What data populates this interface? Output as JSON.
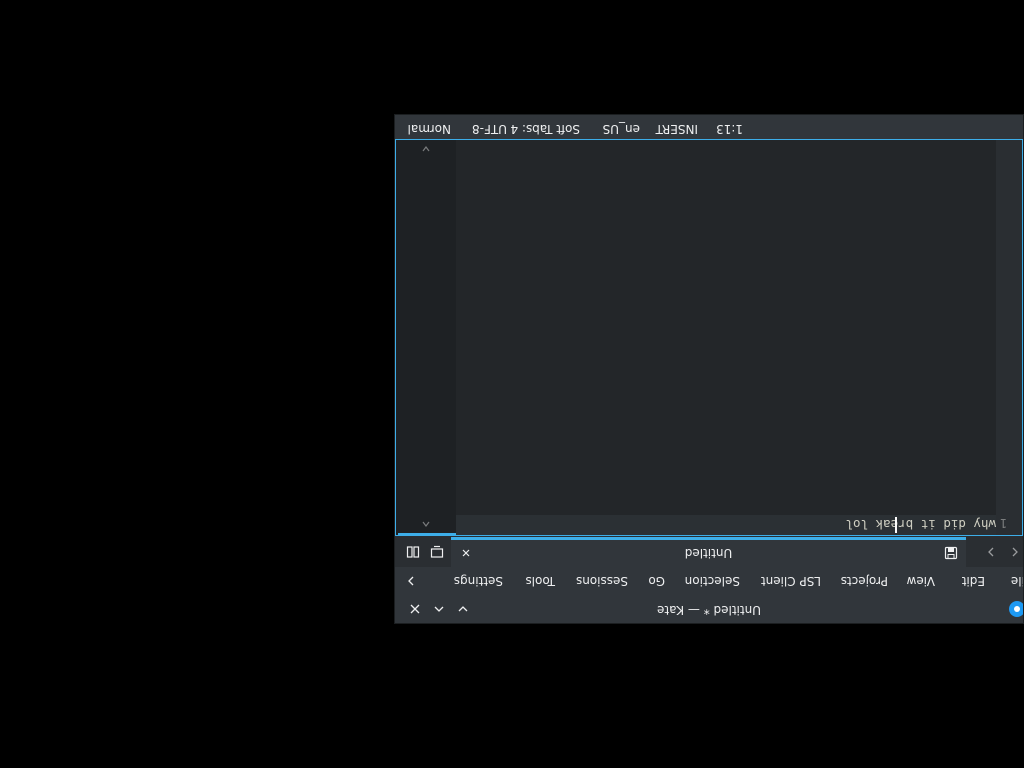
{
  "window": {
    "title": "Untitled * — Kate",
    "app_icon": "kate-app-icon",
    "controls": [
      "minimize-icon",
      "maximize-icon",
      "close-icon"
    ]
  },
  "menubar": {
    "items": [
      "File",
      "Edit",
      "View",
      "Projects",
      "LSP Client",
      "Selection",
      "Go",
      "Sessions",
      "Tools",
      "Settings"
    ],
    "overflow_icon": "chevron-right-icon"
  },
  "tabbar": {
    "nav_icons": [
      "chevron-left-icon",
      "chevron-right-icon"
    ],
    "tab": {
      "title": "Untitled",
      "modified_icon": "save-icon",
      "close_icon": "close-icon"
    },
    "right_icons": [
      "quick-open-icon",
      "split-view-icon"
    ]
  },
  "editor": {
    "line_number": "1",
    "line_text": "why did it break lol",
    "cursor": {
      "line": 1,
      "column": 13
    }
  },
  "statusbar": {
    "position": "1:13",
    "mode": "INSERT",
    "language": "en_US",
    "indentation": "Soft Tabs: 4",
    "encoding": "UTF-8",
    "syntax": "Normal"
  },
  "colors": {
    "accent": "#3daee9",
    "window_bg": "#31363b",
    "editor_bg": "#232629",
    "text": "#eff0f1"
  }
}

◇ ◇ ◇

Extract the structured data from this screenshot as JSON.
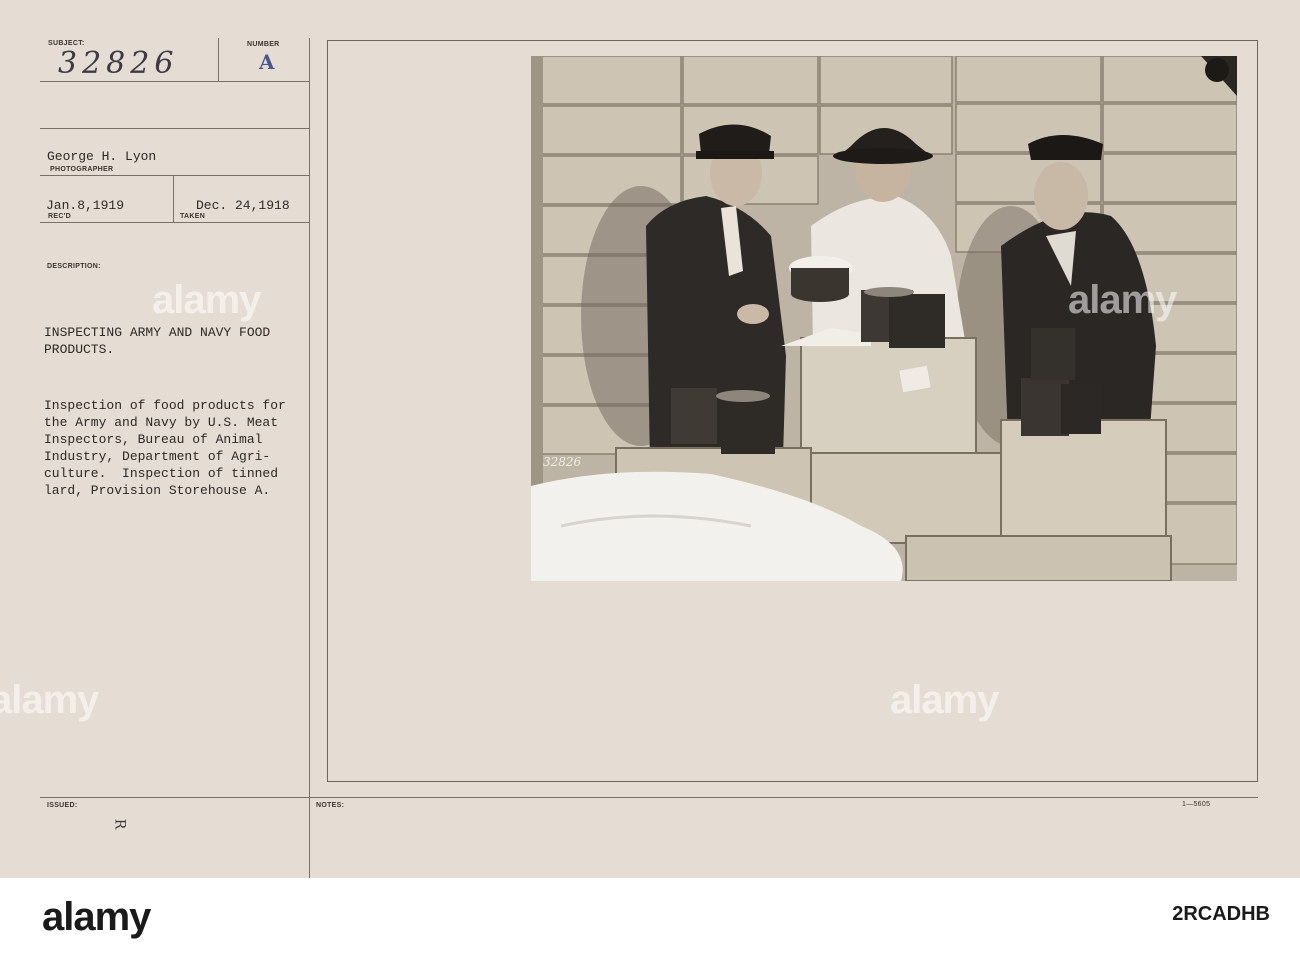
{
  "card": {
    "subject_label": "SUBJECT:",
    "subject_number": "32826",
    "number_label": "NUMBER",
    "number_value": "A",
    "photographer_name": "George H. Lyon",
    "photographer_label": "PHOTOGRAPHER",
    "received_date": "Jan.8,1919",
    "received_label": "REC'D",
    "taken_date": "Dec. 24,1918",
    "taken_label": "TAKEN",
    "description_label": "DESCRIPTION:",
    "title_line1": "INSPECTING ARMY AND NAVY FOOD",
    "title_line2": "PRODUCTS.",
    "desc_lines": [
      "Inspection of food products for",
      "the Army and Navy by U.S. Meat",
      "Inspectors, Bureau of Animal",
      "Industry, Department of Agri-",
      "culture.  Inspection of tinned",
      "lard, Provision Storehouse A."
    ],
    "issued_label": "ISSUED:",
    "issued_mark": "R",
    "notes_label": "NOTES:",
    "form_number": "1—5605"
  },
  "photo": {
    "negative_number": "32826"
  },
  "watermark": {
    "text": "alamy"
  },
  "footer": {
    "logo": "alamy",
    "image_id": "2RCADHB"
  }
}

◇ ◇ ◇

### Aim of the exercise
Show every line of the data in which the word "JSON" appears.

### Task solution
What data populates this interface? Output as JSON.
Extract the structured data from this screenshot as JSON.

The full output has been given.